Following years of heightened risks, operating conditions for the Nigerian banking sector are improving due to the gradual economic recovery, rising oil prices, increasing U.S. dollar supply in the banking system, and Nigeria’s successful tapping of the Eurobond market. The majority of banks have overcome their short-term liquidity challenges. We expect muted loan growth as well as gradual improvements in asset quality and profitability, with top tier banks faring better than the sector average.

Capital adequacy remains exposed to unexpected weakening of the naira and weak internal capital generation because of the potential provisioning shortfalls and pressure on net interest margins on the back of the federal government conversion of part of its short-term debt into longer dated U.S. dollar-denominated debt. We understand that banks have received guidance to report their year-end 2017 results with a naira exchange rate at about $1 to NGN330.

In addition, the CBN has restricted banks from distributing dividends if their NPLs ratio exceeds the 5% regulatory limit. We may see some banks convert their banking license to a national one to meet the lower minimum capital adequacy ratio. The introduction of the 1% additional buffer has been suspended for now to avoid putting further pressure on banks.

Inflation remains high. In December 2017, annual consumer price inflation accelerated to 16.5% compared with 15.7% in December 2016. The rising trend has been attributed to the June 2016 devaluation and structural factors such as increases in the cost of food, electricity, transport, and inputs, as well as low industrial activity. Inflation started falling in late 2017 and the trend is likely to continue in 2018. In February 2018, inflation was recorded at 14.3% suggesting a downward trend in line with our base case. Consequently, we expect that inflation for 2018 will move to 12% and slowly fall toward single digits through 2021.

Tags

Related Articles
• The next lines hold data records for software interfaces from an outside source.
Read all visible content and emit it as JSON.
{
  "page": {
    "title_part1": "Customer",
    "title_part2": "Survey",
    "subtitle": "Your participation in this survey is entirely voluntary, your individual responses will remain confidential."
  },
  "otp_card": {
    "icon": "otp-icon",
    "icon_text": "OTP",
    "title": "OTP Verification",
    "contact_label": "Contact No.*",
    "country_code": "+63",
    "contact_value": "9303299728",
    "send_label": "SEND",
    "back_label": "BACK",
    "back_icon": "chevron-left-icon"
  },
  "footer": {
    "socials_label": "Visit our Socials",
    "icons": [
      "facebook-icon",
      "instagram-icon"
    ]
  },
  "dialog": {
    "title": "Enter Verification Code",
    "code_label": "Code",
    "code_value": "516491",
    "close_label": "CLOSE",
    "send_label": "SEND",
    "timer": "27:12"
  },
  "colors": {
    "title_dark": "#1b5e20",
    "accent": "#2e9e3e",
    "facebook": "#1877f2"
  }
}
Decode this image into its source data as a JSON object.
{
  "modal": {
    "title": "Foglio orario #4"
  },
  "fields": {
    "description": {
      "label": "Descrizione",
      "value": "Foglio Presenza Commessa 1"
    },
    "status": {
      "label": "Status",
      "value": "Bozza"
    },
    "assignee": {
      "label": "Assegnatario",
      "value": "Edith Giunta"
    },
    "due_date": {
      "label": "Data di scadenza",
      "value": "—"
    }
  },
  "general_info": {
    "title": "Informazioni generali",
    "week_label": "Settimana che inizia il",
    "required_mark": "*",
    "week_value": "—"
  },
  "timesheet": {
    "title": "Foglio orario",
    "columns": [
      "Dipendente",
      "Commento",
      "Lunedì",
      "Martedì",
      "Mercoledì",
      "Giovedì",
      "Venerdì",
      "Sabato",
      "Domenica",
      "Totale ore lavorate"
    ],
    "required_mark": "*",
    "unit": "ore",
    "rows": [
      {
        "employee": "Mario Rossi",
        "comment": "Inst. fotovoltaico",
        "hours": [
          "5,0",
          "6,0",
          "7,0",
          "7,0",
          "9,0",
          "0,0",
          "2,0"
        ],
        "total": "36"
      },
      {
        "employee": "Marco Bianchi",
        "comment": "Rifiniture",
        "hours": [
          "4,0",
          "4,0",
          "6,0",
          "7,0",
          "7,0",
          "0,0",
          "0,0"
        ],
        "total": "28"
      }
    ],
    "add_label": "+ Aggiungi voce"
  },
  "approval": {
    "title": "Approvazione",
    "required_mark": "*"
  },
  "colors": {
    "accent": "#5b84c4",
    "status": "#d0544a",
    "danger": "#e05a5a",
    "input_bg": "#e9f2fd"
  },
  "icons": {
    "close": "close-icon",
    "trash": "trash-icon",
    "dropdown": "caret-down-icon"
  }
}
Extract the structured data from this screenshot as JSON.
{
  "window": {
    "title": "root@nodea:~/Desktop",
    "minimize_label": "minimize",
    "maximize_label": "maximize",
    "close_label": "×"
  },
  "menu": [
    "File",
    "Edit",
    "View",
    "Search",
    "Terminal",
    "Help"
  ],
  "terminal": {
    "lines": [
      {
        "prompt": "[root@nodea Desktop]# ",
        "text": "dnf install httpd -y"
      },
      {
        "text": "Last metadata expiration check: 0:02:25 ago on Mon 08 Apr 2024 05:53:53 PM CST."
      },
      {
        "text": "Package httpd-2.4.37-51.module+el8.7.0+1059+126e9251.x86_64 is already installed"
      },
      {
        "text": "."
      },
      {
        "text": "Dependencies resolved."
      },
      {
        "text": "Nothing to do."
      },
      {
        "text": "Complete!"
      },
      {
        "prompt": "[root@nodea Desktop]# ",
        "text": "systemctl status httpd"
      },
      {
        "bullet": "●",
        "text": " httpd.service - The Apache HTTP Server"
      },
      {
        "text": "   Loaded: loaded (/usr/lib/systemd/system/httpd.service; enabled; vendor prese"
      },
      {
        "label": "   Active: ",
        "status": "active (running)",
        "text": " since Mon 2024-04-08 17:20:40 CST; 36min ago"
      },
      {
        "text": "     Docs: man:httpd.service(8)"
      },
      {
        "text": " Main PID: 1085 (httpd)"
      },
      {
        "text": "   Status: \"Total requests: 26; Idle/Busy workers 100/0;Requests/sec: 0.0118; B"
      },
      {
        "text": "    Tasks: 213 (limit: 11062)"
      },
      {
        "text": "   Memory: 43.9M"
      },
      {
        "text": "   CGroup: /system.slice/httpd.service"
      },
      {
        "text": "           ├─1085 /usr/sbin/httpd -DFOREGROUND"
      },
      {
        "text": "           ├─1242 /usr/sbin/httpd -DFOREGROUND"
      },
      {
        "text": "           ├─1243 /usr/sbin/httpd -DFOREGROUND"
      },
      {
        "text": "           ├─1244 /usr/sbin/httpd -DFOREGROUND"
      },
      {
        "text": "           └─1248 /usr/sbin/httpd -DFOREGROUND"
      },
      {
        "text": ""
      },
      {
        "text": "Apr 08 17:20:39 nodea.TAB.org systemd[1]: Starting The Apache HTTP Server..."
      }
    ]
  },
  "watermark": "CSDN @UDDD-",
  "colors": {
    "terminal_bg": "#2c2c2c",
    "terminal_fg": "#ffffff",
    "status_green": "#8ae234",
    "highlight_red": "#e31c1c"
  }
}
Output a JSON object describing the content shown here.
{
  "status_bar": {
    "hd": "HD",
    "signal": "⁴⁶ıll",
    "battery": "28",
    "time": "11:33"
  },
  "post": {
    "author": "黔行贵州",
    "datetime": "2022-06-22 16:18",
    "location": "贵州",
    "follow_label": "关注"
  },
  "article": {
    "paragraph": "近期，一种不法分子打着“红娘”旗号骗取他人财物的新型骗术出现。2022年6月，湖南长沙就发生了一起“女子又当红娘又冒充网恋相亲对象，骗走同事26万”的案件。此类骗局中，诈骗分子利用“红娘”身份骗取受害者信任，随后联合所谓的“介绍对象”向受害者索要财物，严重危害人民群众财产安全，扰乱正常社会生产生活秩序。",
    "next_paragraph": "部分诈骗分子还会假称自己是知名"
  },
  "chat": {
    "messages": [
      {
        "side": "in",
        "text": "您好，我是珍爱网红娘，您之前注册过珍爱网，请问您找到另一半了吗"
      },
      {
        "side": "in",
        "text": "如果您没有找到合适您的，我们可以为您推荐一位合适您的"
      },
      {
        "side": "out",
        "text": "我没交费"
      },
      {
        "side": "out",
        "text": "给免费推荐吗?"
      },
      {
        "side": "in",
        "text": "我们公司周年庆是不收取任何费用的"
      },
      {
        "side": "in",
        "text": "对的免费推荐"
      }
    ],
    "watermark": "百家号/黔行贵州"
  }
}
Leave a Reply

Your email address will not be published. Required fields are marked *

Close
Inline
Would be nice if you like us!
Inline
Would be nice if you like us!